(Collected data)
○ ○ ○
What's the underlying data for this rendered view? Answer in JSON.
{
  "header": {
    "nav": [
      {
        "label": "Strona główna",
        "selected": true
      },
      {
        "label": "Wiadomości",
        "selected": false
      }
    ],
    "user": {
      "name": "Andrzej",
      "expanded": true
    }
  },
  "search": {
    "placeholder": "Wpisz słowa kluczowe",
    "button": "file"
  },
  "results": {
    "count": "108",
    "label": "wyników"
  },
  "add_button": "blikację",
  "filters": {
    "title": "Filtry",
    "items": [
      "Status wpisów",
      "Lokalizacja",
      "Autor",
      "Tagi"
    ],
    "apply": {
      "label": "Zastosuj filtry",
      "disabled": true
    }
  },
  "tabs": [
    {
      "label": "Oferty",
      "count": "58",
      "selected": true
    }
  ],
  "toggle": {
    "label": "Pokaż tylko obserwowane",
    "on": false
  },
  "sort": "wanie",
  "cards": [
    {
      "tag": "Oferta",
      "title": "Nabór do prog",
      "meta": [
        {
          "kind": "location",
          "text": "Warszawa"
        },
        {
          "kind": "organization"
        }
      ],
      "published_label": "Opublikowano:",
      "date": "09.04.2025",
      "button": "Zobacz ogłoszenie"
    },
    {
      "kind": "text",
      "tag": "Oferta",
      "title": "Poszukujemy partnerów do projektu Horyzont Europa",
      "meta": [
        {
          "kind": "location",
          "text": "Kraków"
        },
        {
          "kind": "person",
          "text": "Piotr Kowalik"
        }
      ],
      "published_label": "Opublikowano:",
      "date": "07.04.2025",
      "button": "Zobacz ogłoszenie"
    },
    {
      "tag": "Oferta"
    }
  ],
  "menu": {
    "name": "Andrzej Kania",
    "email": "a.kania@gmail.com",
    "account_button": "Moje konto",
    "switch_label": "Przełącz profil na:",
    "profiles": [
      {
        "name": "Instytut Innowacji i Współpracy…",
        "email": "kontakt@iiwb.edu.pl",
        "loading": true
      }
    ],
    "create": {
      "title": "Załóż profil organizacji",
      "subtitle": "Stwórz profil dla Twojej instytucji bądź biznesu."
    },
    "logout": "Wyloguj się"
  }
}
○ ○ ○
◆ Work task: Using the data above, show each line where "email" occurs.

◆ Result of this task:
    "email": "a.kania@gmail.com",
        "email": "kontakt@iiwb.edu.pl",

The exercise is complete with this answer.